You -- the 28.4 million elderly and disabled beneficiaries of Medicare -- will have to pay more of your medical bills next year, in order to save the government some money. About $426 million in real program cuts were included in the 1982 budget.

But Medicare officials say that's only a drop in the bucket compared with the money that is really needed to put the program back on a sound financial basis.

Dream-world politicians want to borrow money from Medicare's limited trust fund in order to bolster the struggling Social Security retirement fund. Doing this, they say, will make it unnecessary to raise the retirement age or make other money-saving changes in Social Security benefits.

That kind of thinking is not only delusionary, it is downright dangerous. It will only defer the inevitable decision on retirement benefits, while causing the Medicare trust fund to go broke sooner.

The current round of cost increases for Medicare beneficiaries starts this Jan. 1. The highlights:

Hospital insurance. You are now paying the first $206 of each hospital bill, before Medicare kicks in. Next year you will pay $256 (up from the $248 expected under the old law). By 1984 -- less than three years away -- you will be paying an estimated $328 of each hospital bill out of your own pocket.

Doctor bills. You now pay the first $60 of each bill. Next year, you'll pay the first $75.

Other technical adjustments in the program will further increase your personal share of medical costs.

An important change has also been made in the enrollment period for Part B of Medicare, which covers doctor bills.

Last year, you could enroll at any time and be covered immediately. But starting Jan. 1, 1982, Medicare will revert to an older, and more restrictive, rule.

If you do not apply for the doctor bills portion of Medicare within three months of the month you turn 65, you will not be eligible again until the next general enrollment period, which is Jan. 1 through March 31 of each year. Coverage then begins the following July 1.

Any doctor bills you incur before coverage begins are not insured, so you could lose a lot of money by failing to sign up on time.

Medicare Part B now costs $11 a month, up from $9.60 last year. Your premium rises by 10 percent for each 12-month period when you could have been enrolled but weren't. (Part B is 30 percent funded by these insurance premiums and 70 percent by general tax revenues. Only Medicare hospitalization, Part A, is funded by the Social Security tax.)

You can apply for Medicare hospitalization at any time after age 65 and be covered immediately. If you don't apply at 65 and later fall ill, Medicare covers your hospital bills retroactively, but for no longer than six months back. (Doctor bills are not covered retroactively.)

If you are 65 or over and receiving Social Security benefits, you will generally be enrolled automatically in both Medicare plans. Monthly payments for Part B are deducted from your Social Security check.
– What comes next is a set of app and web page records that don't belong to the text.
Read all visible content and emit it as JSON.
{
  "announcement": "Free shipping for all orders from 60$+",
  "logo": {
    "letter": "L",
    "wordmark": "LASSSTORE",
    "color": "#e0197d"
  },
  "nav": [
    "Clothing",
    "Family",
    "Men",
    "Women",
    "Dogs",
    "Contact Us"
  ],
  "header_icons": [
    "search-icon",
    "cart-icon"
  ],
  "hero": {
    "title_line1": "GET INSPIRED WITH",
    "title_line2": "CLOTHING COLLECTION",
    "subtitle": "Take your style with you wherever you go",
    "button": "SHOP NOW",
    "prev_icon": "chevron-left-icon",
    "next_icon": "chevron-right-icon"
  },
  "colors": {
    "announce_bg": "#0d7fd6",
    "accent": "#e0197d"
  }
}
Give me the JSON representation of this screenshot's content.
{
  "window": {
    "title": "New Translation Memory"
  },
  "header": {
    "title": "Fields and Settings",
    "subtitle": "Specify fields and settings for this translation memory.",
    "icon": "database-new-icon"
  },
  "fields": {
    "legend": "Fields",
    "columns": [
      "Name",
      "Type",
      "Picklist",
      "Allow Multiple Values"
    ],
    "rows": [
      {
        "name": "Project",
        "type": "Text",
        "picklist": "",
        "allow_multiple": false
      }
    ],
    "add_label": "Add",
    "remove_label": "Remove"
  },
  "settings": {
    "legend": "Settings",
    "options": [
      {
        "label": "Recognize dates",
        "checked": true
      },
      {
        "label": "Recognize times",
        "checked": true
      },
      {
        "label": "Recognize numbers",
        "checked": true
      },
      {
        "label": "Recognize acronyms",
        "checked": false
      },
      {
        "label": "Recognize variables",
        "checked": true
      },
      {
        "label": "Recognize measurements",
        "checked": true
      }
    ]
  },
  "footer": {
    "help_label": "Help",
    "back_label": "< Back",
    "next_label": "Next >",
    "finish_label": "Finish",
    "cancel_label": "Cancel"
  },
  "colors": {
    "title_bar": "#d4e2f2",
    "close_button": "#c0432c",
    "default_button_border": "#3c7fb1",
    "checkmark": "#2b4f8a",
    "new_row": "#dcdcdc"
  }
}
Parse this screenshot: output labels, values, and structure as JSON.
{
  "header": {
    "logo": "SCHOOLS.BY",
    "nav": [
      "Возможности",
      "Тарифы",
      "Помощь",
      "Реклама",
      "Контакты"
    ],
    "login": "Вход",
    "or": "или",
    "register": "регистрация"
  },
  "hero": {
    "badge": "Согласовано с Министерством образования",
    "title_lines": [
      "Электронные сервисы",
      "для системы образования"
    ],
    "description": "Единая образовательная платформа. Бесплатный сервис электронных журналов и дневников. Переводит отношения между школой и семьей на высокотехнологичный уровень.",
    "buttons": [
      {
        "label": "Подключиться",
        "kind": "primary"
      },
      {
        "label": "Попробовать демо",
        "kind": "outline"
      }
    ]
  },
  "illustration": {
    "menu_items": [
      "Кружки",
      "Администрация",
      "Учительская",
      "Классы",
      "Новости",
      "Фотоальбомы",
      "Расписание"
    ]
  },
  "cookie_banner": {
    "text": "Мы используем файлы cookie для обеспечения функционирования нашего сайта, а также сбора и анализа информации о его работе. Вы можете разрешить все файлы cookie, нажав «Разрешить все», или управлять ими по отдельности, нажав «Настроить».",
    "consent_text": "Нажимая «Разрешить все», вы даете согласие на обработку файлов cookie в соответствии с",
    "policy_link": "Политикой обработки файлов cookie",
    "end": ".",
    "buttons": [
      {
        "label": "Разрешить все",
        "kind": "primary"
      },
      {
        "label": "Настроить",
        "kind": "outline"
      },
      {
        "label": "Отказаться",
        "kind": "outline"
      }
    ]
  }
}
But if you're still working at 65 you have to apply. As a general rule, private health insurance after 65 only fills the gaps in Medicare, so for complete coverage it is essential to be on the government's health insurance rolls.

Medicaid, for the poor and near-poor, is also being cut back. The 1982 budget reduces the amount of money that the federal government will pay toward state Medicaid plans (which cover 21.6 million people, 10.5 million of them children). It is up to the states to decide which Medicaid clients, if any, to cut off.

The second round of 1982 budget cuts proposes further reductions in health insurance. And there's yet another cost of cutting Medicare:

When the government covers less, your private, old-age health insurance has to cover more, which means that your private health-insurance premiums will be going up.